=== Data listing ===

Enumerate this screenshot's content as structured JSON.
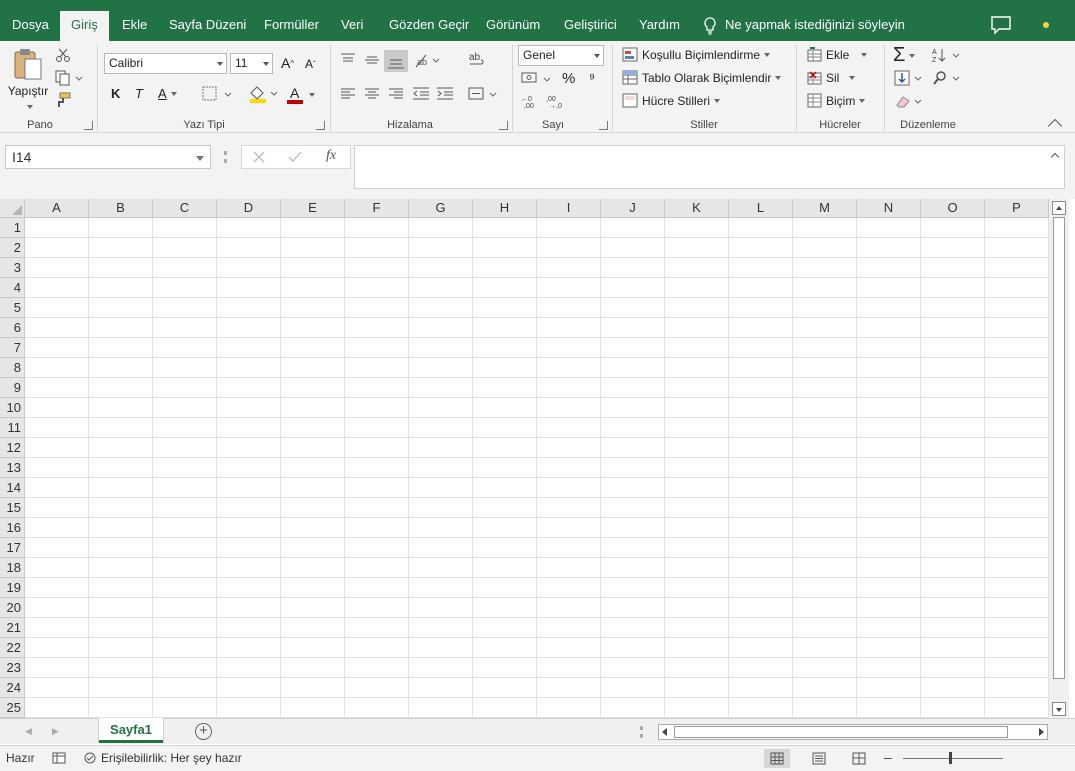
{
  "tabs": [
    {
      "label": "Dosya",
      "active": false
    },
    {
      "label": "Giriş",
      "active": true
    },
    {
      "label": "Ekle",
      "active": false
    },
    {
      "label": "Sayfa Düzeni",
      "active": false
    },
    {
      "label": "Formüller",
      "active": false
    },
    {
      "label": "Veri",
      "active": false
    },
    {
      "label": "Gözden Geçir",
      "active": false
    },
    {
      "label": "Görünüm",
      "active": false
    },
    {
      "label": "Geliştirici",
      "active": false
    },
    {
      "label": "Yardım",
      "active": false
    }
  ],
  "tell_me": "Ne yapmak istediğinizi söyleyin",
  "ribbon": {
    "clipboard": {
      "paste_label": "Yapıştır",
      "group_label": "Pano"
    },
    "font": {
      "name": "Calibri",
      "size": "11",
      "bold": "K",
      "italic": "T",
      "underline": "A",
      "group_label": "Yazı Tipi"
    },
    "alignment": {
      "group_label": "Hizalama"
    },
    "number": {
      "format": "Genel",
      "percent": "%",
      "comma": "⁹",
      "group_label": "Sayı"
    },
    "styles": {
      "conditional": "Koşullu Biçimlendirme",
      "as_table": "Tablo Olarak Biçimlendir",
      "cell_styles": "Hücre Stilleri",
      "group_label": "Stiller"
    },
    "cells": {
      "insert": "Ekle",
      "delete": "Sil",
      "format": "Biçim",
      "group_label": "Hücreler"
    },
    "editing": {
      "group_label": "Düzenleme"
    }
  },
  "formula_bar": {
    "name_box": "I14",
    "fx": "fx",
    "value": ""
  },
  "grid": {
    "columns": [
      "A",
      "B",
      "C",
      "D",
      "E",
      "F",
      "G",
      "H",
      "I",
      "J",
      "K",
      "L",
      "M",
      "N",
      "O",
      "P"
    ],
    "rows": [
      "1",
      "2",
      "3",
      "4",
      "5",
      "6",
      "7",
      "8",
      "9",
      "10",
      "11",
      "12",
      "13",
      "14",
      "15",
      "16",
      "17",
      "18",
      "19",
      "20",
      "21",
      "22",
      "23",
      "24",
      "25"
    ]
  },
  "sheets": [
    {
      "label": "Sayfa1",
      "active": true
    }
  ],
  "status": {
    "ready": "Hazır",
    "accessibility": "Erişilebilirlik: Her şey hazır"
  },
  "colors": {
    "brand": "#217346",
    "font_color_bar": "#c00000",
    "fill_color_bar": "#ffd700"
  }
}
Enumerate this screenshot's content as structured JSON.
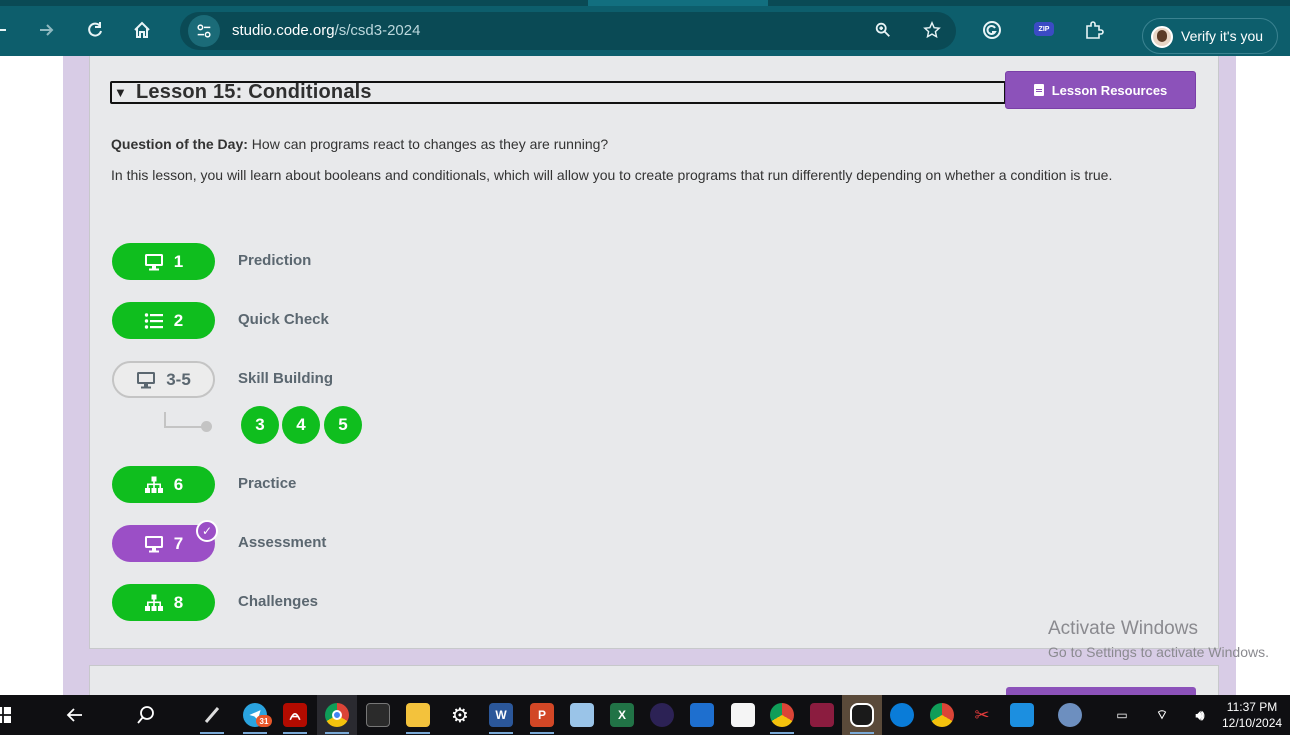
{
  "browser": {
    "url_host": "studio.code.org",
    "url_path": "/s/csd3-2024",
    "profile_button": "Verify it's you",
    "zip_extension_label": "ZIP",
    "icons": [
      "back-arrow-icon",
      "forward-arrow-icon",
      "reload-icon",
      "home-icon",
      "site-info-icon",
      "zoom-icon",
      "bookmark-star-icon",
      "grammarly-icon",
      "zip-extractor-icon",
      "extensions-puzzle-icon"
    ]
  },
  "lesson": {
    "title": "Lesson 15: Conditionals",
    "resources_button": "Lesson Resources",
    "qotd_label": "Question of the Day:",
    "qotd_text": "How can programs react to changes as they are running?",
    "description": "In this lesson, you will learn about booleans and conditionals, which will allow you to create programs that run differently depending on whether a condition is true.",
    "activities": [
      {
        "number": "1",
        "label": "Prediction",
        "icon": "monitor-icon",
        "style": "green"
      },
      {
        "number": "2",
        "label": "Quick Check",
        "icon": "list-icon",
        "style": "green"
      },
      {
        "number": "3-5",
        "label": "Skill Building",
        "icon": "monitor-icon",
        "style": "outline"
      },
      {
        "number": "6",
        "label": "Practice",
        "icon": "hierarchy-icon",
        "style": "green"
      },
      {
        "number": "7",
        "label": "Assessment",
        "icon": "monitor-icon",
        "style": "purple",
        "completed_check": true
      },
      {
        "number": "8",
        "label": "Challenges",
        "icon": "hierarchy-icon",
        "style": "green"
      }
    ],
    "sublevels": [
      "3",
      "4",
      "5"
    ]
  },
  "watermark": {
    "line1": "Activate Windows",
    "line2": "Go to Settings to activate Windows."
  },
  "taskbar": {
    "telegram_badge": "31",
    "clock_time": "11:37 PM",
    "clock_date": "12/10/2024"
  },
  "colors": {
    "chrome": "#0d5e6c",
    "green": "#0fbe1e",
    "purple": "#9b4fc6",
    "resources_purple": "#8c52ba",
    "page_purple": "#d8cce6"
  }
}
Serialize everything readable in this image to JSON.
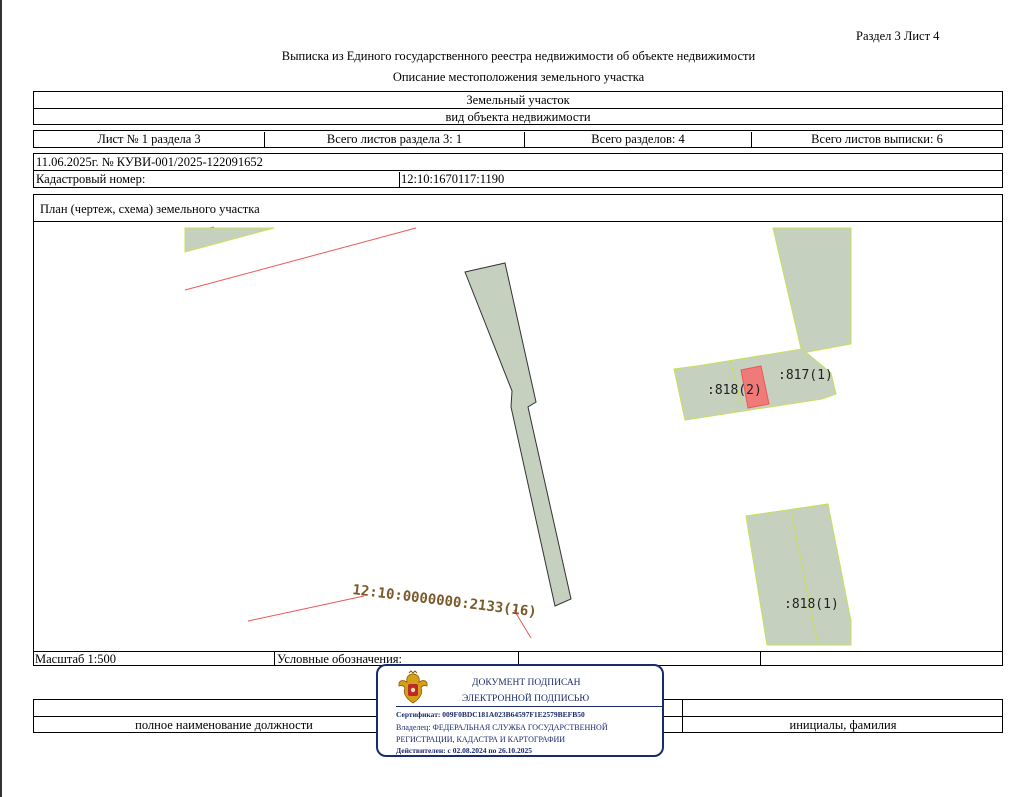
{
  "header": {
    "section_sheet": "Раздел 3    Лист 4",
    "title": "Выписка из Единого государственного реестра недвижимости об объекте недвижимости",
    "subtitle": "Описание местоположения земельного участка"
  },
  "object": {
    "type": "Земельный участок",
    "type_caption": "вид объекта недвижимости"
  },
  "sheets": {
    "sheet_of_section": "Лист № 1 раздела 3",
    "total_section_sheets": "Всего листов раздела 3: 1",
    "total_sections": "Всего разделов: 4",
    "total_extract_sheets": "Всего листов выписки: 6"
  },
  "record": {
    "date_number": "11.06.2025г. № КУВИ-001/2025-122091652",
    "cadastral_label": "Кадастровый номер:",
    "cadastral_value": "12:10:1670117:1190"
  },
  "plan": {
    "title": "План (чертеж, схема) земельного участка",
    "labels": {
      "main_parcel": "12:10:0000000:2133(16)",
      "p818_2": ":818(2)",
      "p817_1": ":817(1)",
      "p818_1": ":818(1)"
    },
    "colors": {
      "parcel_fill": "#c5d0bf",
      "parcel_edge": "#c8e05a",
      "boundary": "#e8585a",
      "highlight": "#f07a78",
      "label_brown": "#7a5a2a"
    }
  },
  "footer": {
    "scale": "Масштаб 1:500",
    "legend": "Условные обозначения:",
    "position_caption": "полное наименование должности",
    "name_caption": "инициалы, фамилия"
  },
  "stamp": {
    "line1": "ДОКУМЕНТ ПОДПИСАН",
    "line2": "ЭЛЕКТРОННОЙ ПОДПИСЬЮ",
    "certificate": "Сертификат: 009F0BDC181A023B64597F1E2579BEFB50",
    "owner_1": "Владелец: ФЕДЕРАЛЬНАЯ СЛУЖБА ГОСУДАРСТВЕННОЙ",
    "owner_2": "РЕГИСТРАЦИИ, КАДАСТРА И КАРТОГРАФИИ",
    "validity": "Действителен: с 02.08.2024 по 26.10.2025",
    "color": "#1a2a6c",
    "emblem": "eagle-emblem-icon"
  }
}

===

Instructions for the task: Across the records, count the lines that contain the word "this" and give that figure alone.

Written response: 4